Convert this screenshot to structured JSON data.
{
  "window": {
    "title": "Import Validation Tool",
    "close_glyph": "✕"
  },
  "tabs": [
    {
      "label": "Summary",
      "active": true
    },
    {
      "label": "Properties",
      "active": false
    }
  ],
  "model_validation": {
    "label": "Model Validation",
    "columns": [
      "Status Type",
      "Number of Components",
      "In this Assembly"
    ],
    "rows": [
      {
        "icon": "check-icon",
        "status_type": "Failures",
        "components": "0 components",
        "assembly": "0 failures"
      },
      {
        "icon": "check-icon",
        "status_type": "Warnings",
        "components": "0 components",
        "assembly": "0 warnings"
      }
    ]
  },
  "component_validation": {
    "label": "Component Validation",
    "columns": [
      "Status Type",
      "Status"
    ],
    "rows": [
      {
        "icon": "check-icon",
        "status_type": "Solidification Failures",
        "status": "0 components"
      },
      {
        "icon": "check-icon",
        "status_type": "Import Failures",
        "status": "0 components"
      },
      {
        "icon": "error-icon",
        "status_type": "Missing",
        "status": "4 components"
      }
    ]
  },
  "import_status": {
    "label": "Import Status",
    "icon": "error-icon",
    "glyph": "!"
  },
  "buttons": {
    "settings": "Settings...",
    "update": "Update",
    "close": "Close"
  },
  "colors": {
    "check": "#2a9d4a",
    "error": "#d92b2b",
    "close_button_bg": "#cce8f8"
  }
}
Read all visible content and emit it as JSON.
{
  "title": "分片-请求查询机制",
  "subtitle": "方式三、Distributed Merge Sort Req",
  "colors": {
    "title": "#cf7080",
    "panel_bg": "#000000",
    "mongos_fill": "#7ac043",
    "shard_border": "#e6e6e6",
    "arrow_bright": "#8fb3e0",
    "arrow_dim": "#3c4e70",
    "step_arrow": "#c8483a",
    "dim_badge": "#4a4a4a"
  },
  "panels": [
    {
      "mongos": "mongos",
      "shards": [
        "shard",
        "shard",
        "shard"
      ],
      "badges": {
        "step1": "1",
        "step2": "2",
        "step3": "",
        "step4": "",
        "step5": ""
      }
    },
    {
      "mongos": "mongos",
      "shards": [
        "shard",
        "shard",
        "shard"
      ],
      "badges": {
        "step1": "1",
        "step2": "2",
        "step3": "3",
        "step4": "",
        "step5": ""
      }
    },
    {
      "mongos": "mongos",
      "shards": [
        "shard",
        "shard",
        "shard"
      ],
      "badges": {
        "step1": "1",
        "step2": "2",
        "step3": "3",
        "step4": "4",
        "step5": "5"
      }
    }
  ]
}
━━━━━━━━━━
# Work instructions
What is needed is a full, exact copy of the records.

# Task response
Convert this screenshot to structured JSON data.
{
  "window": {
    "title": "Import Validation Tool",
    "close_glyph": "✕"
  },
  "tabs": [
    {
      "label": "Summary",
      "active": true
    },
    {
      "label": "Properties",
      "active": false
    }
  ],
  "model_validation": {
    "label": "Model Validation",
    "columns": [
      "Status Type",
      "Number of Components",
      "In this Assembly"
    ],
    "rows": [
      {
        "icon": "check-icon",
        "status_type": "Failures",
        "components": "0 components",
        "assembly": "0 failures"
      },
      {
        "icon": "check-icon",
        "status_type": "Warnings",
        "components": "0 components",
        "assembly": "0 warnings"
      }
    ]
  },
  "component_validation": {
    "label": "Component Validation",
    "columns": [
      "Status Type",
      "Status"
    ],
    "rows": [
      {
        "icon": "check-icon",
        "status_type": "Solidification Failures",
        "status": "0 components"
      },
      {
        "icon": "check-icon",
        "status_type": "Import Failures",
        "status": "0 components"
      },
      {
        "icon": "error-icon",
        "status_type": "Missing",
        "status": "4 components"
      }
    ]
  },
  "import_status": {
    "label": "Import Status",
    "icon": "error-icon",
    "glyph": "!"
  },
  "buttons": {
    "settings": "Settings...",
    "update": "Update",
    "close": "Close"
  },
  "colors": {
    "check": "#2a9d4a",
    "error": "#d92b2b",
    "close_button_bg": "#cce8f8"
  }
}
Read all visible content and emit it as JSON.
{
  "title": "分片-请求查询机制",
  "subtitle": "方式三、Distributed Merge Sort Req",
  "colors": {
    "title": "#cf7080",
    "panel_bg": "#000000",
    "mongos_fill": "#7ac043",
    "shard_border": "#e6e6e6",
    "arrow_bright": "#8fb3e0",
    "arrow_dim": "#3c4e70",
    "step_arrow": "#c8483a",
    "dim_badge": "#4a4a4a"
  },
  "panels": [
    {
      "mongos": "mongos",
      "shards": [
        "shard",
        "shard",
        "shard"
      ],
      "badges": {
        "step1": "1",
        "step2": "2",
        "step3": "",
        "step4": "",
        "step5": ""
      }
    },
    {
      "mongos": "mongos",
      "shards": [
        "shard",
        "shard",
        "shard"
      ],
      "badges": {
        "step1": "1",
        "step2": "2",
        "step3": "3",
        "step4": "",
        "step5": ""
      }
    },
    {
      "mongos": "mongos",
      "shards": [
        "shard",
        "shard",
        "shard"
      ],
      "badges": {
        "step1": "1",
        "step2": "2",
        "step3": "3",
        "step4": "4",
        "step5": "5"
      }
    }
  ]
}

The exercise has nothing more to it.